### Task objective
Would you write out the entries again, exactly as they are, but without images?

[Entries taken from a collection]
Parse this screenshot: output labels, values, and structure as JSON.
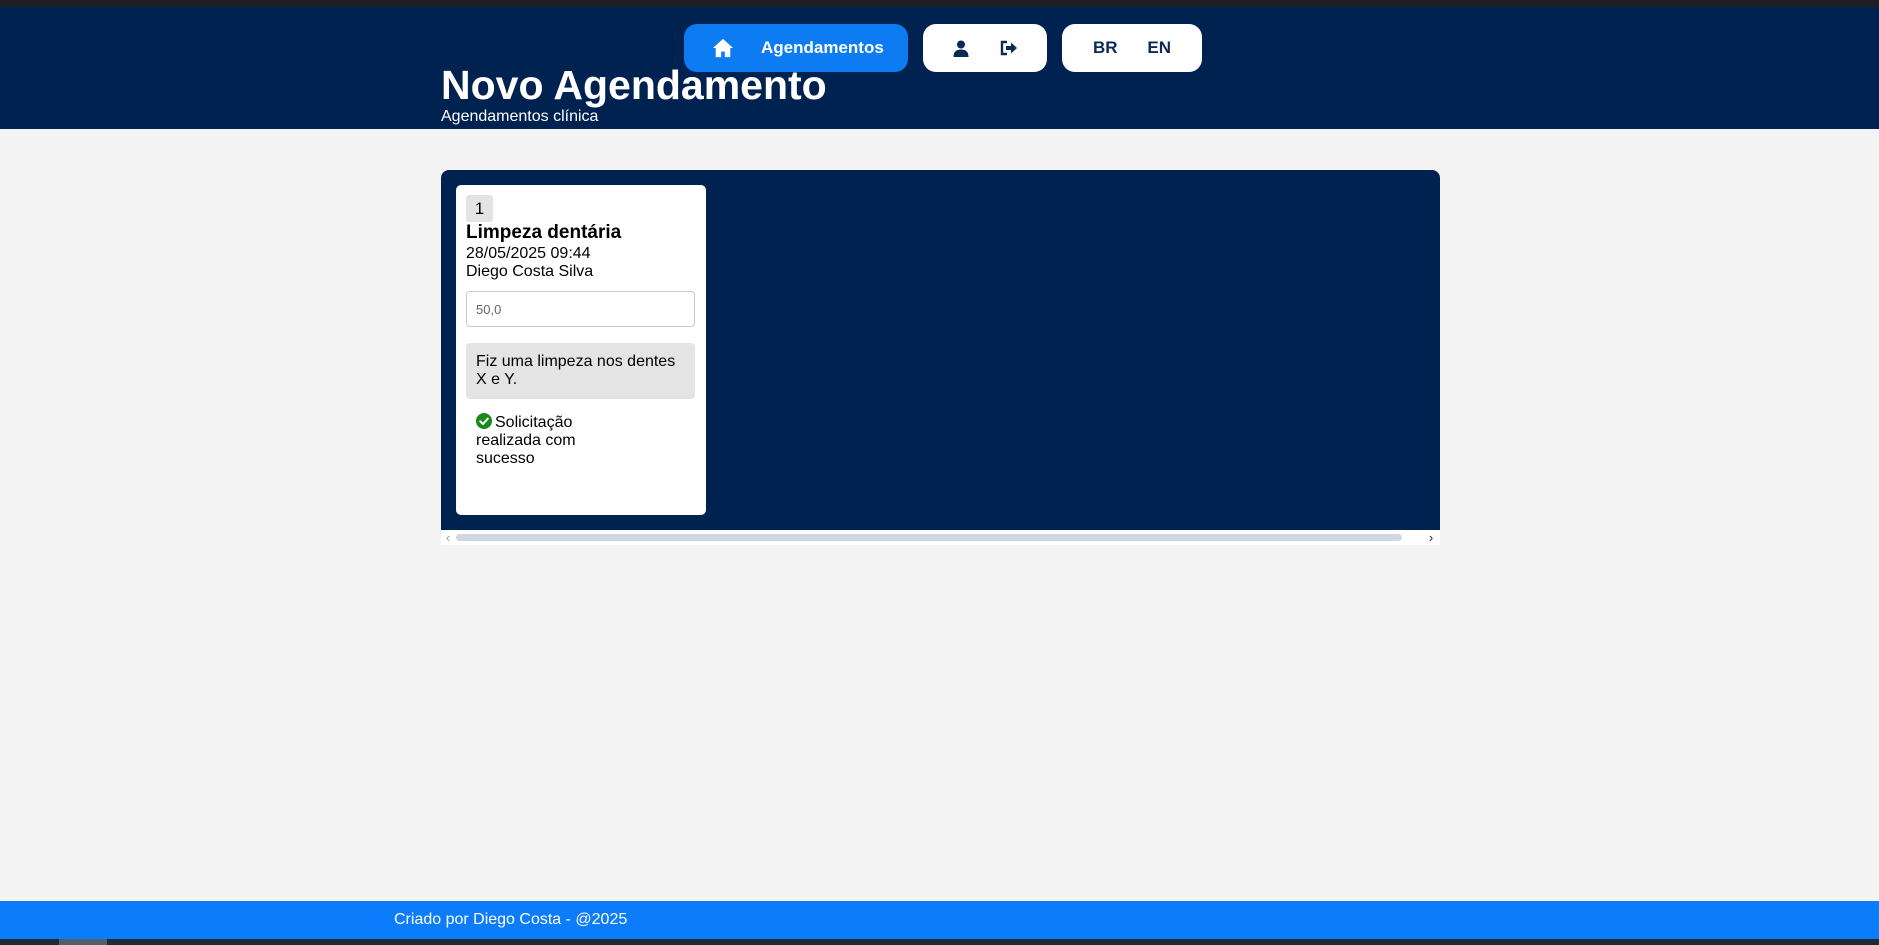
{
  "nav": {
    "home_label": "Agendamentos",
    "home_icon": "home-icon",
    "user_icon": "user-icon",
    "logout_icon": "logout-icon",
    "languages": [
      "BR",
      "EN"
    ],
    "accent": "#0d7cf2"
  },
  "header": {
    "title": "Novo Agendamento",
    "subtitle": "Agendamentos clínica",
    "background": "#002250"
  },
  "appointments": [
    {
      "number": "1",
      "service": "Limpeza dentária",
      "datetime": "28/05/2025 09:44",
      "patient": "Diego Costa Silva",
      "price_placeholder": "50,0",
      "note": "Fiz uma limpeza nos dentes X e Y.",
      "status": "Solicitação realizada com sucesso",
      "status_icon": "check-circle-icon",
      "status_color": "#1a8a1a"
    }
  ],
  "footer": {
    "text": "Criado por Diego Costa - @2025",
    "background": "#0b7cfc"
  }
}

### Answer for this exercise
Parse this screenshot: output labels, values, and structure as JSON.
{
  "nav": {
    "home_label": "Agendamentos",
    "home_icon": "home-icon",
    "user_icon": "user-icon",
    "logout_icon": "logout-icon",
    "languages": [
      "BR",
      "EN"
    ],
    "accent": "#0d7cf2"
  },
  "header": {
    "title": "Novo Agendamento",
    "subtitle": "Agendamentos clínica",
    "background": "#002250"
  },
  "appointments": [
    {
      "number": "1",
      "service": "Limpeza dentária",
      "datetime": "28/05/2025 09:44",
      "patient": "Diego Costa Silva",
      "price_placeholder": "50,0",
      "note": "Fiz uma limpeza nos dentes X e Y.",
      "status": "Solicitação realizada com sucesso",
      "status_icon": "check-circle-icon",
      "status_color": "#1a8a1a"
    }
  ],
  "footer": {
    "text": "Criado por Diego Costa - @2025",
    "background": "#0b7cfc"
  }
}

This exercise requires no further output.